If you do experience pest issues, consider following the IPM approaches, in order of the least invasive and last resort, the most invasive.

  • Water management: Make sure you are applying an appropriate amount of water, overwatering, and underwatering can open up your plants to issues. Try adjusting water needs as a first control method.
  • Cultural care: Be sure you have good spacing and air flow, consider your plants exposure to sun and wind, use mulch, and prune appropriately.
  • Mechanical methods: For pests this usually involves covers or barriers, and traps.
  • Biological controls: Use predators, parasites, disease organisms, and beneficial nematodes that will specifically attack the pest you are experiencing problems with.

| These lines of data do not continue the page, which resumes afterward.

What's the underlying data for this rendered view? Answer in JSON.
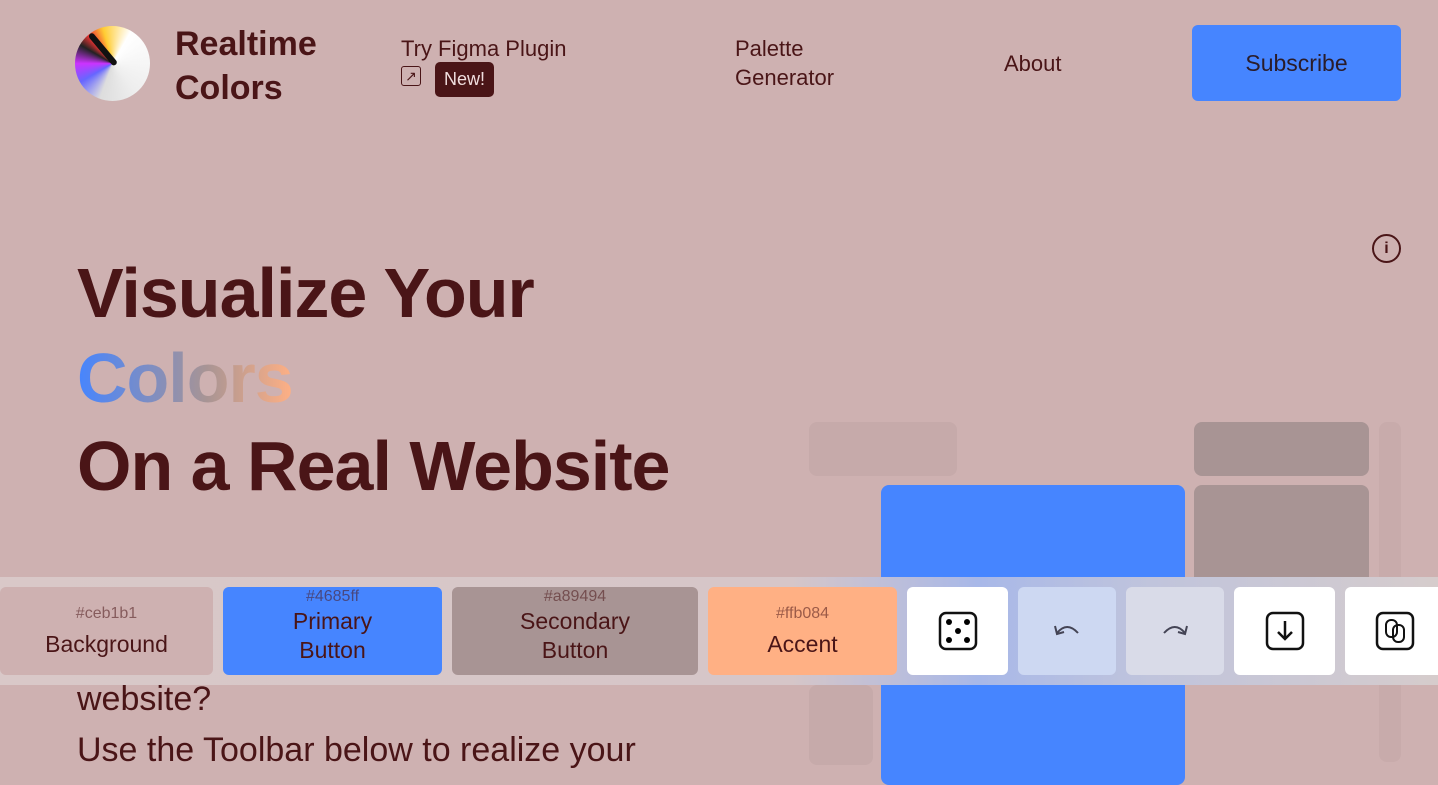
{
  "header": {
    "brand": "Realtime Colors",
    "brand_line1": "Realtime",
    "brand_line2": "Colors",
    "nav": [
      {
        "label": "Try Figma Plugin",
        "badge": "New!",
        "icon": "external-link-icon"
      },
      {
        "label_line1": "Palette",
        "label_line2": "Generator"
      },
      {
        "label": "About"
      }
    ],
    "subscribe": "Subscribe"
  },
  "hero": {
    "line1": "Visualize Your",
    "line2": "Colors",
    "line3": "On a Real Website",
    "body1": "website?",
    "body2": "Use the Toolbar below to realize your"
  },
  "info_icon": "i",
  "toolbar": {
    "colors": [
      {
        "hex": "#ceb1b1",
        "label": "Background"
      },
      {
        "hex": "#4685ff",
        "label": "Primary Button",
        "l1": "Primary",
        "l2": "Button"
      },
      {
        "hex": "#a89494",
        "label": "Secondary Button",
        "l1": "Secondary",
        "l2": "Button"
      },
      {
        "hex": "#ffb084",
        "label": "Accent"
      }
    ],
    "actions": [
      "dice-icon",
      "undo-icon",
      "redo-icon",
      "download-icon",
      "copy-icon"
    ]
  },
  "colors": {
    "text": "#4a1517",
    "background": "#ceb1b1",
    "primary": "#4685ff",
    "secondary": "#a89494",
    "accent": "#ffb084"
  }
}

  • Chemical controls: This should always be the last resort. If you do decide to use pesticides, be sure you always read the label carefully so that you know when you can use it, which plants you can use it on, and which pests it controls. There are also environmental hazards on pesticide labels that will help you keep the environment, including pollinators, safe.

Keeping your plants healthy, and using IPM strategies when you do experience a problem will hopefully keep your plants pest free this season!